With that in your Calm Mind, it should be evident that switching can be extremely useful in the VGC. And that is true, but because the VGC is a much faster-paced format compared to Singles, and because you only take four of you six Pokémon into a battle, it is commonly thought that switching is far less common. And it IS less common. That is, after all, a big part of why entry hazards are such a rare sight. But not happening as often and not happening are very different things.

So when are you supposed to switch? Well… as is always the case, it depends. If you can constantly predict precisely what your opponent is going to do every turn, you would always know when to switch and to what. But in a format where there are SOOOOO many possible actions to take every single turn and many more combinations, far more than when there is only one Pokémon out on each side, that is difficult to infinity. But there are definitely particular things worth noting.

For example, if you can predict when your opponent uses Fake Out, Protect, or Wide Guard, it is not only safer to switch, but to an extent you ruin their turn, having them waste an action. The purpose of Fake Out is to cause a flinch, but if you switch that turn, the flinch is wasted and cannot be reapplied without them switching out. And Protect and Wide Guard are moves one uses to prevent damage. But again, if you are instead switching you were not doing damage anyway which makes such moves a lost opportunity for your opponent when they instead could have been damaging your switch-in.

On the flip side of the coin, with good defensive synergy, rather than using Protect yourself, you can capitalize on the attacks of your opponents with good switches. An already mentioned example would be Raichu being switched in to redirect Electric type attacks. Manectric has been used in the same manner the last couple of VGC formats as well.

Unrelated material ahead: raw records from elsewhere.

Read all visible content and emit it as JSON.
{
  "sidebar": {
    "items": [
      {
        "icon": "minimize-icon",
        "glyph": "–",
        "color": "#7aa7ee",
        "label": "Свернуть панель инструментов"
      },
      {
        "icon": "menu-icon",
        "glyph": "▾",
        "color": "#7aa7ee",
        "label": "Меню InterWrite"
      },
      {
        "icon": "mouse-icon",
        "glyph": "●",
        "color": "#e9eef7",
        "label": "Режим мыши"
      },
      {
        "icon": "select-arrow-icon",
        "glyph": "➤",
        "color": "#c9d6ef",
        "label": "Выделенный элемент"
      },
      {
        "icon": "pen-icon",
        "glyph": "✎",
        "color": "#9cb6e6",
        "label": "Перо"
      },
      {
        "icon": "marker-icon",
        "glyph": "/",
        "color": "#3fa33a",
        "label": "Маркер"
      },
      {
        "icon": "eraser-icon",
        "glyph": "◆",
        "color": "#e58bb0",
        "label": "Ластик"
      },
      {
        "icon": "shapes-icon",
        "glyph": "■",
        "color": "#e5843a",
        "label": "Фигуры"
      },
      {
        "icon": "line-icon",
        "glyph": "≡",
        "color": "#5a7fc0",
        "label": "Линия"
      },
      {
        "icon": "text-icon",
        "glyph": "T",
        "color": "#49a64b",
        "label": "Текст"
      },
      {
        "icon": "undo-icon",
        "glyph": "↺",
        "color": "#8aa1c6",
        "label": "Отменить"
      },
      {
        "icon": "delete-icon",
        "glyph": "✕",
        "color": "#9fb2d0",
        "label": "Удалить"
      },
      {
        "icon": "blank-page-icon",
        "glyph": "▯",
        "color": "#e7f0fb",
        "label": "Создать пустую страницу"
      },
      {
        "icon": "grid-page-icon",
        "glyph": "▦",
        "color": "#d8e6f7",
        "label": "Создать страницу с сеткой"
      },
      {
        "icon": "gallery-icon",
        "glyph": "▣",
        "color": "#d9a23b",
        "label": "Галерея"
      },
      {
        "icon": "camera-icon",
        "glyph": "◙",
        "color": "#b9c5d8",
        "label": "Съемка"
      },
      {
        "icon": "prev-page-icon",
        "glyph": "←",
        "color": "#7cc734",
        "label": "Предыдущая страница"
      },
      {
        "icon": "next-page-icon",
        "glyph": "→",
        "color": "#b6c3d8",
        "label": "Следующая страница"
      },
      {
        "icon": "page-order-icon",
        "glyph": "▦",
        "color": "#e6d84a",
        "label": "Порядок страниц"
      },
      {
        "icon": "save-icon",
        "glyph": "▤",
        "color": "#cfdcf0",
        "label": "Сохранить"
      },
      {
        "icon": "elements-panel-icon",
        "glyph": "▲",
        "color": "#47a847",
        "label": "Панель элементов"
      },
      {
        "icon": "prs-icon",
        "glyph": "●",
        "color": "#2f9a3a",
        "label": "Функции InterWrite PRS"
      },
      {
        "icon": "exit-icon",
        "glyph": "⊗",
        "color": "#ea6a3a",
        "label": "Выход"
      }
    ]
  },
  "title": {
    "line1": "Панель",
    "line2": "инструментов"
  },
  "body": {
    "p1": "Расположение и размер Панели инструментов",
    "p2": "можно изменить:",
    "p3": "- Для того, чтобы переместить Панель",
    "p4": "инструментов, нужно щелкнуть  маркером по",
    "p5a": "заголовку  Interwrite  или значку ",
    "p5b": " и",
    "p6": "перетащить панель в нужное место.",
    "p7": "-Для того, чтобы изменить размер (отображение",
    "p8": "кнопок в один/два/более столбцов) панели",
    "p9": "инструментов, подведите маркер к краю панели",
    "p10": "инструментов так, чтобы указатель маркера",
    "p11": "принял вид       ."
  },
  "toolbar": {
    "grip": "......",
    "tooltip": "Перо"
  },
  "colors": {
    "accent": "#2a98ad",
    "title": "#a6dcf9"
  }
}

Yet another aspect of switching especially worthy of addressing is using a switch to reset or activate an effect or option. The primal weather wars of VGC 16 is a perfect example of this. With the abilities of Primal Kyogre, Primal Groudon, and Mega Rayquaza bringing back permanent weather until another permanent weather appears, being able to switch your own weather out and in to ensure it gets the last say is often of huge importance. But weather wars are far from the only example of this. A Pokémon with the Intimidate ability can be switched out strategically in order to apply the Intimidate once more. Moves can also be reset in this manner; since Fake Out can only be used the first turn a Pokémon is out, switching a Pokémon with that move out allows you to utilize it yet again another turn. Glick’s team is a obvious and excellent demonstration of all of these examples between his Mega Rayquaza and Primal Kyogre, double Fake Out, and Intimidate Hitmontop. And there are plenty of other instances where switching allows you to reset and reapply besides the ones addressed here, of course.

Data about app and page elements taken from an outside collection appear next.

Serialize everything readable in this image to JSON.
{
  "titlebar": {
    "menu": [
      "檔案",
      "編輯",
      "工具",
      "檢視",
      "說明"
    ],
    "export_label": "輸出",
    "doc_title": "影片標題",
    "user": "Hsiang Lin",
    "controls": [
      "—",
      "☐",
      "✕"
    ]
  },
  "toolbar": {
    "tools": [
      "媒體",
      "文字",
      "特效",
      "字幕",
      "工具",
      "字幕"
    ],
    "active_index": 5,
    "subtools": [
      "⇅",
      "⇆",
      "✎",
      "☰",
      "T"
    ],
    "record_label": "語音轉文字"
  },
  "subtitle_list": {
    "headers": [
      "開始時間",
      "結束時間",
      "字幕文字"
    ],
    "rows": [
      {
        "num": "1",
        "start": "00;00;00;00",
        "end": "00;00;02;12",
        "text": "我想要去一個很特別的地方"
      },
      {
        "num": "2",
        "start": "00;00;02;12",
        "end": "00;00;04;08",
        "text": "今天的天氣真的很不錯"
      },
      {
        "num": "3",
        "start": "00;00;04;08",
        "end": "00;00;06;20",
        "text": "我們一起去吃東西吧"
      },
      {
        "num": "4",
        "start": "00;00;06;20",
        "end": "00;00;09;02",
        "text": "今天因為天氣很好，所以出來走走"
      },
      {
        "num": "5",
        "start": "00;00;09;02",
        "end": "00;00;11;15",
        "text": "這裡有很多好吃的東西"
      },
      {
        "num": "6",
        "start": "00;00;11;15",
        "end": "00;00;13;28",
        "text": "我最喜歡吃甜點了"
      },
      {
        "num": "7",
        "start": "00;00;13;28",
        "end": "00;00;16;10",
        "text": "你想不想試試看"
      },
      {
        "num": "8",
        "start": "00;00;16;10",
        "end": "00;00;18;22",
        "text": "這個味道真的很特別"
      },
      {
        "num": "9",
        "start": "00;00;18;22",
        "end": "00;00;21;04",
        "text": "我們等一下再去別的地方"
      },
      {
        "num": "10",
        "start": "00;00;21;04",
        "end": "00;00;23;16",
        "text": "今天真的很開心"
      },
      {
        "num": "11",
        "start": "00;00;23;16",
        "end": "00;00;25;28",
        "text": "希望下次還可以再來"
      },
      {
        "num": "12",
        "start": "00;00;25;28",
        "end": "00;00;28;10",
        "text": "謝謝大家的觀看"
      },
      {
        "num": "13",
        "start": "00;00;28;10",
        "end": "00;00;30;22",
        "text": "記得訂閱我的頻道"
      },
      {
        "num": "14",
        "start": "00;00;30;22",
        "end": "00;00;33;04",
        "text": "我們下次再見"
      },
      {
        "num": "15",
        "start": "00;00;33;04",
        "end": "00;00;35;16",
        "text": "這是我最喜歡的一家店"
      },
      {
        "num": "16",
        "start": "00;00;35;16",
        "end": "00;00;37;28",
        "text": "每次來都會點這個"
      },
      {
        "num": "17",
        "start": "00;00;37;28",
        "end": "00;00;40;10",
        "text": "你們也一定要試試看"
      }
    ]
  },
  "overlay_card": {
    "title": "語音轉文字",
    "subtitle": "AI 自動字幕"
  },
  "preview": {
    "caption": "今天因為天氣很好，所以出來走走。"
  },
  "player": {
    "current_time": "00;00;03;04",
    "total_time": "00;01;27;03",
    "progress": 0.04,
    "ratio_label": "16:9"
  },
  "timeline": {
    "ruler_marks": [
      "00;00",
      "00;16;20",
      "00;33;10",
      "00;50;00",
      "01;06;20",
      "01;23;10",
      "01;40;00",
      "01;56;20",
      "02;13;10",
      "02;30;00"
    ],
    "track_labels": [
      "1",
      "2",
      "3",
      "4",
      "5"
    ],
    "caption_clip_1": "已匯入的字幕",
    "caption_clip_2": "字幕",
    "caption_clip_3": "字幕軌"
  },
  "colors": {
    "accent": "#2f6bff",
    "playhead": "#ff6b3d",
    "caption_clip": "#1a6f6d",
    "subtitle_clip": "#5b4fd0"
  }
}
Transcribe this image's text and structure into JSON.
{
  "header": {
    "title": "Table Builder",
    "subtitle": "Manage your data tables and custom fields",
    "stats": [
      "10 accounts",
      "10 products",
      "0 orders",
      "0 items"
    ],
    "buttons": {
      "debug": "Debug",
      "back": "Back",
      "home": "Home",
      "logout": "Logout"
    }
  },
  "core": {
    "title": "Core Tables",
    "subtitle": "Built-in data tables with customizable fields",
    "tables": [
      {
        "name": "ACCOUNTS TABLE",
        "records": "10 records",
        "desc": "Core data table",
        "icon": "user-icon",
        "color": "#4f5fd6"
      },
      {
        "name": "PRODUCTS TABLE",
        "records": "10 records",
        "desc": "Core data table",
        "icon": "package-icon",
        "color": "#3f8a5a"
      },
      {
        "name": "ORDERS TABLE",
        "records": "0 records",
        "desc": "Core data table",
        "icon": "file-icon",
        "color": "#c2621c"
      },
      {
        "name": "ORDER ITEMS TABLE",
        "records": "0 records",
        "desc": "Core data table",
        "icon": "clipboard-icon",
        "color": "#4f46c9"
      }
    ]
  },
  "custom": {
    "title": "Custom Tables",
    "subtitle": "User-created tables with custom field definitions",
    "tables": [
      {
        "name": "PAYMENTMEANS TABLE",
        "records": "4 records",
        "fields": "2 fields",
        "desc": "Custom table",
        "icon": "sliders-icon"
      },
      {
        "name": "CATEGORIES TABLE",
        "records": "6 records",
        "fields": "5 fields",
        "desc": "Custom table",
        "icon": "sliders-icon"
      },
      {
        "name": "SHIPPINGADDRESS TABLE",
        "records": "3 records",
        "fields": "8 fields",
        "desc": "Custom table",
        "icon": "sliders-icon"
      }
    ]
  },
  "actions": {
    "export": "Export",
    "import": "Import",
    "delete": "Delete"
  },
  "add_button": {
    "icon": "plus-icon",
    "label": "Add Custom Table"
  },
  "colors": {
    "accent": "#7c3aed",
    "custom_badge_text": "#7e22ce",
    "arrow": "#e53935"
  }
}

And if one thinks about it, it is because switching is such a valuable and integral aspect of playing Pokémon that losing the option to do so is such a big deal and why Shadow Tag is such an extremely powerful Ability… which ALSO won Worlds this year on Glick’s team. AND came in second place via Jonathan Evans. AND one of the semifinalist’s teams via Markus Stradter. Three of the top four Masters Division teams featured Mega Gengar. Because Shadow is extremely good to begin with and even better in a format where game-determining mechanics are attached to the ability to switch in and out. But in ANY format, preventing your opponent from switching is extremely powerful largely because of negating all of the wonderful things switching can do for you discussed above.

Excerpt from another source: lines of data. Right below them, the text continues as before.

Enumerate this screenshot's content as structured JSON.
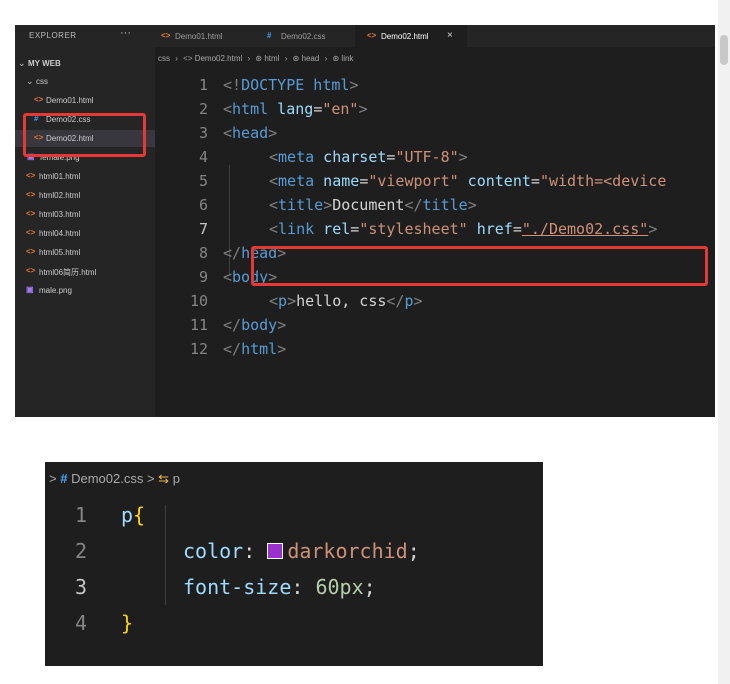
{
  "explorer": {
    "title": "EXPLORER",
    "more": "···",
    "root_folder": "MY WEB",
    "css_folder": "css",
    "items": [
      {
        "icon": "<>",
        "type": "html",
        "label": "Demo01.html"
      },
      {
        "icon": "#",
        "type": "css",
        "label": "Demo02.css"
      },
      {
        "icon": "<>",
        "type": "html",
        "label": "Demo02.html"
      },
      {
        "icon": "▣",
        "type": "img",
        "label": "female.png"
      },
      {
        "icon": "<>",
        "type": "html",
        "label": "html01.html"
      },
      {
        "icon": "<>",
        "type": "html",
        "label": "html02.html"
      },
      {
        "icon": "<>",
        "type": "html",
        "label": "html03.html"
      },
      {
        "icon": "<>",
        "type": "html",
        "label": "html04.html"
      },
      {
        "icon": "<>",
        "type": "html",
        "label": "html05.html"
      },
      {
        "icon": "<>",
        "type": "html",
        "label": "html06简历.html"
      },
      {
        "icon": "▣",
        "type": "img",
        "label": "male.png"
      }
    ]
  },
  "tabs": [
    {
      "icon": "<>",
      "label": "Demo01.html"
    },
    {
      "icon": "#",
      "label": "Demo02.css"
    },
    {
      "icon": "<>",
      "label": "Demo02.html",
      "close": "×"
    }
  ],
  "breadcrumb1": [
    "css",
    "›",
    "<> Demo02.html",
    "›",
    "⊛ html",
    "›",
    "⊛ head",
    "›",
    "⊛ link"
  ],
  "code1": {
    "line_numbers": [
      "1",
      "2",
      "3",
      "4",
      "5",
      "6",
      "7",
      "8",
      "9",
      "10",
      "11",
      "12"
    ],
    "l1": [
      "<!",
      "DOCTYPE",
      " html",
      ">"
    ],
    "l2": [
      "<",
      "html",
      " lang",
      "=",
      "\"en\"",
      ">"
    ],
    "l3": [
      "<",
      "head",
      ">"
    ],
    "l4": [
      "<",
      "meta",
      " charset",
      "=",
      "\"UTF-8\"",
      ">"
    ],
    "l5": [
      "<",
      "meta",
      " name",
      "=",
      "\"viewport\"",
      " content",
      "=",
      "\"width=<device"
    ],
    "l6": [
      "<",
      "title",
      ">",
      "Document",
      "</",
      "title",
      ">"
    ],
    "l7": [
      "<",
      "link",
      " rel",
      "=",
      "\"stylesheet\"",
      " href",
      "=",
      "\"./Demo02.css\"",
      ">"
    ],
    "l8": [
      "</",
      "head",
      ">"
    ],
    "l9": [
      "<",
      "body",
      ">"
    ],
    "l10": [
      "<",
      "p",
      ">",
      "hello, css",
      "</",
      "p",
      ">"
    ],
    "l11": [
      "</",
      "body",
      ">"
    ],
    "l12": [
      "</",
      "html",
      ">"
    ]
  },
  "breadcrumb2": {
    "sep1": ">",
    "hash": "#",
    "file": "Demo02.css",
    "sep2": ">",
    "sym": "⇆",
    "symbol": "p"
  },
  "code2": {
    "line_numbers": [
      "1",
      "2",
      "3",
      "4"
    ],
    "l1_sel": "p",
    "l1_brace": "{",
    "l2_prop": "color",
    "l2_colon": ": ",
    "l2_val": "darkorchid",
    "l2_semi": ";",
    "l3_prop": "font-size",
    "l3_colon": ": ",
    "l3_val": "60px",
    "l3_semi": ";",
    "l4_brace": "}"
  },
  "colors": {
    "swatch": "#9932cc",
    "highlight": "#e53935"
  }
}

It goes to show you sometimes you do not appreciate what you have until you no longer have it… or preferably, your opponent no longer has it. And on that note, until next time, it looks like I’m switching out again!